Whereas the flat screen normally presents us with the projection of a three-dimensional body, It's about time shows us the projection of a body with four dimensions. Due to this, the body can be observed at different times simultaneously and due to this it can spread out in space in this way. The live-aspect of the installation is not only important because movement and distortion are thus related directly to each other, but also because the passing of time is only visible when there are 'signs of life', when a viewer ventures to come near this machine. The installation is a kind of vitality defector, separating the animate from the inanimate, the alive from the dead.

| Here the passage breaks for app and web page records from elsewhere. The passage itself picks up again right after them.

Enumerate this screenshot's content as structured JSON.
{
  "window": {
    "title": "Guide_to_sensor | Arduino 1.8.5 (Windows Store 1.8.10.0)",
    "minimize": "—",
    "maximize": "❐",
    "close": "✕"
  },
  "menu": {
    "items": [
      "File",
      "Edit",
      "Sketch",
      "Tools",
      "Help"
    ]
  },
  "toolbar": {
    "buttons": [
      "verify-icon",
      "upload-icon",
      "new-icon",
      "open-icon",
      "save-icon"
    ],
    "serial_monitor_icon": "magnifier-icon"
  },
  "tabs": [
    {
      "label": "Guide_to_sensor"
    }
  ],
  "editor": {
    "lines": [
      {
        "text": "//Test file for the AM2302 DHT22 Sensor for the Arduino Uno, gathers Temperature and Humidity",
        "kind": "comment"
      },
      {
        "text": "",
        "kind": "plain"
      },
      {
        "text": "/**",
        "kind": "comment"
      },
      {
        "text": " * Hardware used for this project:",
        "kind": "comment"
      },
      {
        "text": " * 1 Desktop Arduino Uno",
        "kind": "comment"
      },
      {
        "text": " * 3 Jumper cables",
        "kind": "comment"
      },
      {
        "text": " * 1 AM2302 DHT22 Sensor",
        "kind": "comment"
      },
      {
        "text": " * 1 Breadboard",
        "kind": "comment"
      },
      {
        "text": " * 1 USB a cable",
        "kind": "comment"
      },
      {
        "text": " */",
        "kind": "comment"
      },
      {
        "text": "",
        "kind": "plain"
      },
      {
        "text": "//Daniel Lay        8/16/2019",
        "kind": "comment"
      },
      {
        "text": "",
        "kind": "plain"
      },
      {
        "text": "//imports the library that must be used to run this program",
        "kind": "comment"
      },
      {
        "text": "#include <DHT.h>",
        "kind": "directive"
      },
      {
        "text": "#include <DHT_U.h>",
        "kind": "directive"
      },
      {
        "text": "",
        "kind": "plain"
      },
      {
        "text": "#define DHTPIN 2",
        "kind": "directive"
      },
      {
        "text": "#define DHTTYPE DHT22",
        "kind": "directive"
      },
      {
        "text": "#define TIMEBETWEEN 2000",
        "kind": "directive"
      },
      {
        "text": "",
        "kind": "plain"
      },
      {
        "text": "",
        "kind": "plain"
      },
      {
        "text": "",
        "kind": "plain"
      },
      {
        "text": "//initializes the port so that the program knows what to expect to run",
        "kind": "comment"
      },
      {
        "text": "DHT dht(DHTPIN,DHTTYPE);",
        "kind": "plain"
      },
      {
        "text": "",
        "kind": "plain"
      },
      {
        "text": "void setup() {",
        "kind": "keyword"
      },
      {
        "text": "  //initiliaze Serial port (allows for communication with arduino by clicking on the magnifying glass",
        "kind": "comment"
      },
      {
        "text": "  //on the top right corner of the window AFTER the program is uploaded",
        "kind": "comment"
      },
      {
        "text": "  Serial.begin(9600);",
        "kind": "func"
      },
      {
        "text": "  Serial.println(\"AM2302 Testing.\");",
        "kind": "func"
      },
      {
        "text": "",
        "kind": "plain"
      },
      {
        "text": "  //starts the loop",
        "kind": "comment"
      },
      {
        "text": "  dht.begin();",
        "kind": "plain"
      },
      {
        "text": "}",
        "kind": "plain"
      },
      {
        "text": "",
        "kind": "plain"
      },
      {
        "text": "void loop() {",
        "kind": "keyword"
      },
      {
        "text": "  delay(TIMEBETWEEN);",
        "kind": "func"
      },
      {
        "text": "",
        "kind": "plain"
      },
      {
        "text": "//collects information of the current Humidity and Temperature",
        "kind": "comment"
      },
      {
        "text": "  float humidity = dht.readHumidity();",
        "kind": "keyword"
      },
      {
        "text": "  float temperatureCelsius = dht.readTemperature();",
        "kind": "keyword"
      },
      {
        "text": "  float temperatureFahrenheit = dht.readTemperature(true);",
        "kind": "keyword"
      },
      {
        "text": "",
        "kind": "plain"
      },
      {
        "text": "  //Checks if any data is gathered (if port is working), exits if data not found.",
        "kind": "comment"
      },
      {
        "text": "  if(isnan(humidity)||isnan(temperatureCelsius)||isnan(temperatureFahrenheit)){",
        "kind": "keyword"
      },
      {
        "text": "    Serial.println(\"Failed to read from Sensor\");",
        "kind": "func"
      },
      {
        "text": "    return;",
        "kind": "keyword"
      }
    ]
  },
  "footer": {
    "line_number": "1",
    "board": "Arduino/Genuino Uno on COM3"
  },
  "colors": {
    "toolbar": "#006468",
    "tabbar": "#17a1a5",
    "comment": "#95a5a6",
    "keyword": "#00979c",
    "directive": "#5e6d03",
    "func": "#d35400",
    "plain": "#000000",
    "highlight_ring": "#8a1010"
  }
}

Eric Steensma
The Meeting (2003)
Eric Steensma sets photographic images in motion and liberates them from the medium that carried them, so that they become a part of the environment. This creates a third dimension. The images are literally projected into the existing world, so that reality itself is called into doubt: what is really real, and what am I really seeing? Because of the absence of a clearly visible narrative with a beginning or end, the viewer continues to look with fascination at the created mini-reality in the real environment, each time asking again what is actually happening.

Martijn Veldhoen
Dislocations (1998)
The installation Dislocations consists of a large screen onto which video images are projected: city and rural panoramas that are completely devoid of any human presence. The images succeed each other in a slowly rotating longshot in which separate panoramas link up to form a seamless, gigantic super-panorama. But the moment that the observer - drawn inexorably towards the spotlighted white cross - steps under a movement- detector, the tranquillity of the panorama is rudely disturbed. A salvo of rapidly alternating fragments moving across the serene and silent panorama ensures that the empty streets and desolate rural landscapes are suddenly populated with people, animals, cars and planes. Everything in Dislocations rotates - almost literally - around the observer. In two encircling movements, comparable with the manner in which the earth rotates on itself and around the sun, the projected images turn the observer into a pivotal-axis.

Gerald van der Kaap

Chill cave (1992)
The power of the Image is more in evidence than ever: we're being bombarded on all sides by a profusion of images, and a consequent confusion of the senses. It is becoming increasingly difficult to differentiate between representations and reality. Technological images: synthetic images, virtual images. Chill Cave, which is based on this image-ecstasy concept, is the brainchild of Gerald van der Kaap, with the 'hardware' designed by Peter Giele. Lying in a Chill Terminal, a metal cylinder, lined on the inside with mirrors, descends above your head. On the end of which is a monitor screening an avalanche of psychedelic images teeming with techno-effects, and snatches of sentences quoted out of context and single English and Japanese words. All this accompanied by the music of Leo Anemaet. In de Chill Cave your brains are directly injected with an image-overdose. No rest, no reflection: the transcendence that van der Kaap s(t)imulates, does not rely on meditation and stillness, but on an 'overkill', on rising above and overcoming the onslaught of images fired at you from 'out there'.